  • Adam Heether, 3B.  Heether had a breakout year last year: after hitting .252 in a full season at Beloit in '04, he hit above .300 in stops at Brevard County and Huntsville last year--all while battling nagging injuries.  If he continues to impress, he'll give the Brewers brass some difficult decisions to make, what with Ryan Braun right behind him in the system.  He'll probably start the year in Huntsville, and if he hits as well for a full year as he did in 50 ABs at the end of last season, we'll have another 3B prospect on our hands, if we don't already.

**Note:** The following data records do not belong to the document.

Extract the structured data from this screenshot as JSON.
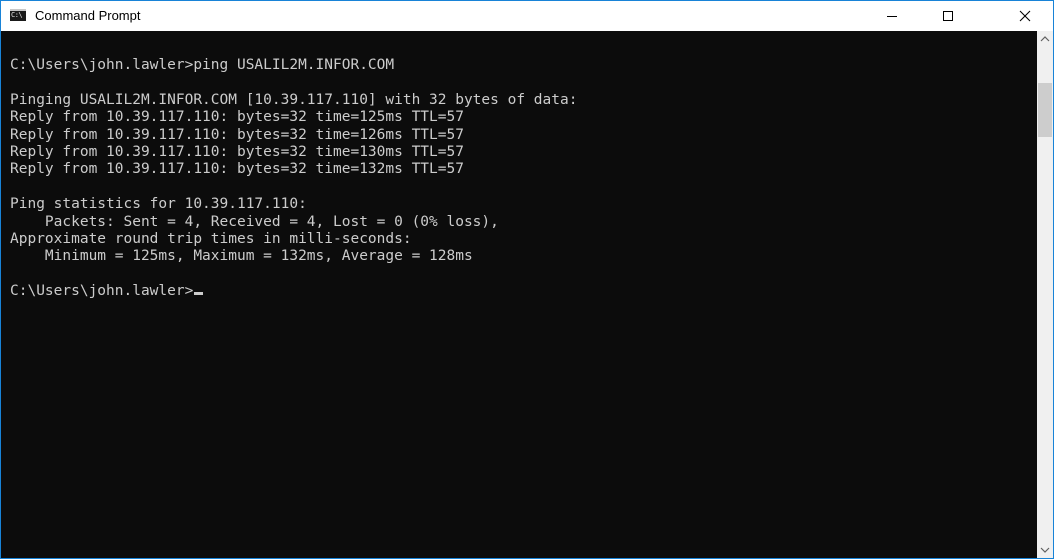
{
  "window": {
    "title": "Command Prompt",
    "app_icon_text": "C:\\",
    "app_icon": "cmd-icon"
  },
  "controls": {
    "minimize_icon": "minimize-icon",
    "maximize_icon": "maximize-icon",
    "close_icon": "close-icon"
  },
  "console": {
    "lines": [
      "C:\\Users\\john.lawler>ping USALIL2M.INFOR.COM",
      "",
      "Pinging USALIL2M.INFOR.COM [10.39.117.110] with 32 bytes of data:",
      "Reply from 10.39.117.110: bytes=32 time=125ms TTL=57",
      "Reply from 10.39.117.110: bytes=32 time=126ms TTL=57",
      "Reply from 10.39.117.110: bytes=32 time=130ms TTL=57",
      "Reply from 10.39.117.110: bytes=32 time=132ms TTL=57",
      "",
      "Ping statistics for 10.39.117.110:",
      "    Packets: Sent = 4, Received = 4, Lost = 0 (0% loss),",
      "Approximate round trip times in milli-seconds:",
      "    Minimum = 125ms, Maximum = 132ms, Average = 128ms",
      "",
      "C:\\Users\\john.lawler>"
    ],
    "foreground": "#cccccc",
    "background": "#0c0c0c"
  },
  "scrollbar": {
    "up_icon": "scroll-up-arrow-icon",
    "down_icon": "scroll-down-arrow-icon"
  },
  "colors": {
    "accent_border": "#1883d7",
    "titlebar_bg": "#ffffff"
  }
}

  • Dave Krynzel, CF.  Ack.  Last year, pundits debated whether Krynzel had an upside better than that of a 4th OF.  Now, the debate is more properly over whether he'll see the inside of a big-league clubhouse again.  His numbers have gone down steadily as he's climbed the ladder--all the more distressing as he repeated AAA last year, seeing just about every number go down in the process.  Rather than entering the year as the favorite for the 4th OF spot in Milwaukee, he'll be rehabbing an injured clavicle and might not have a guaranteed spot in the Nashville starting lineup.  He's always been toolsy and showed enough promise to be the Brewers first-round pick in 2000, but as he enters his age 25 season, his chances to turn things around is growing slimmer.  

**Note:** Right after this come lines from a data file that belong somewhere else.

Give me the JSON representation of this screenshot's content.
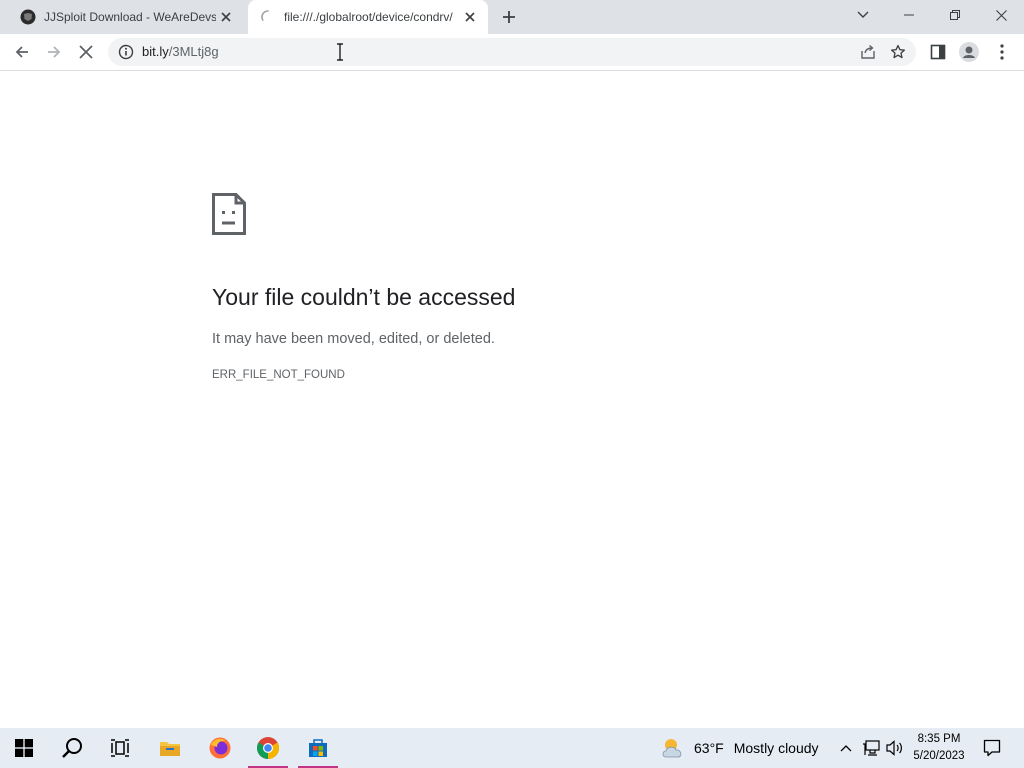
{
  "browser": {
    "tabs": [
      {
        "title": "JJSploit Download - WeAreDevs",
        "active": false,
        "loading": false
      },
      {
        "title": "file:///./globalroot/device/condrv/",
        "active": true,
        "loading": true
      }
    ],
    "address": {
      "host": "bit.ly",
      "path": "/3MLtj8g"
    }
  },
  "error_page": {
    "title": "Your file couldn’t be accessed",
    "description": "It may have been moved, edited, or deleted.",
    "code": "ERR_FILE_NOT_FOUND"
  },
  "taskbar": {
    "pinned": [
      "windows-start",
      "search",
      "task-view",
      "file-explorer",
      "firefox",
      "chrome",
      "microsoft-store"
    ],
    "weather": {
      "temp": "63°F",
      "condition": "Mostly cloudy"
    },
    "clock": {
      "time": "8:35 PM",
      "date": "5/20/2023"
    }
  },
  "colors": {
    "tabstrip": "#dee1e6",
    "omnibox": "#f1f3f4",
    "taskbar": "#e5ecf3",
    "accent": "#1a73e8"
  }
}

  • Brad Nelson, 1B/OF.  Once upon a time this guy was a big-time prospect, but now he's the definition of "blocked," and he hasn't played well enough lately to merit much better.  With Prince Fielder presumably the incumbent at first base for a very, very long time, and Corey Hart and Nelson Cruz ready to take over at the corners (not to mention a couple of pretty decent players already manning the corners in Milwaukee), Nelson's best hope is to put things together in Nashville this year and get traded elsewhere.  He'll still be only 23 this year, so he's got time to regain some of his former stature, but powerful guys who strike out a lot often stagnate in the high minors, which is starting to look like Nelson's future.

  • Lou Palmisano, C.  Like Nelson and Krynzel, Palmisano's star has fallen quite a bit in the last couple years.  He had a killer partial season after being drafted in '03; remained solid with Beloit in '04; and, well...didn't strike out as much in Brevard County last year.  The Brewers would love for Palmisano to break out, as his development is well-timed to make him the catcher of the future after Damian Miller's contract is up, but the Brewers didn't protect him in the Rule V draft this year--that not only tells you something about how the Crew feels about his potential at this point, but the fact that he wasn't selected tells you that no one else in baseball thought he was worth a shot, either.

  • Vinny Rottino, C/3B/etc.  In 2004, Rottino had a breakout year at Beloit, but every mention of his success came with a caveat: he was 24 in low-A ball.  He dispelled some of those doubts by putting up a solid line in AA last year, even throwing in a stellar audition in Nashville as well.  I wrote a couple of days ago about Rottino's possible future with the club; if he can prove himself to be a credible catcher, I'd love to see him battle it out for a spot platooning with or backing up Damian Miller.  At age 26, he's still too old to be a prospect, even at AAA, but he's certainly not too old to give us hope he'll contribute to the Major League squad soon, and for several years to come.

  • Ned Yost IV, 1B.  Gotta root for this guy, right?  With his family line, you figure he'll work hard, he'll hustle, he'll be a good guy...but will he continue to hit?  He had a solid year for Helena, but it's tough to get excited about a 23-year-old first baseman in rookie ball no matter what kind of numbers he puts up.  If he earns his way up to Brevard County by the end of the year and still looks competitive at the plate, it'll be a good year for him.

I just realized I didn't mention Nelson Cruz, but I take it for granted he'll hit well in Nashville; the only question is how he looks in the field.  If he can man center field adequately--wow, I'm thrilled to have him around.  If not, he's still a solid prospect.  

Tomorrow or the next day, we'll look at the pitchers.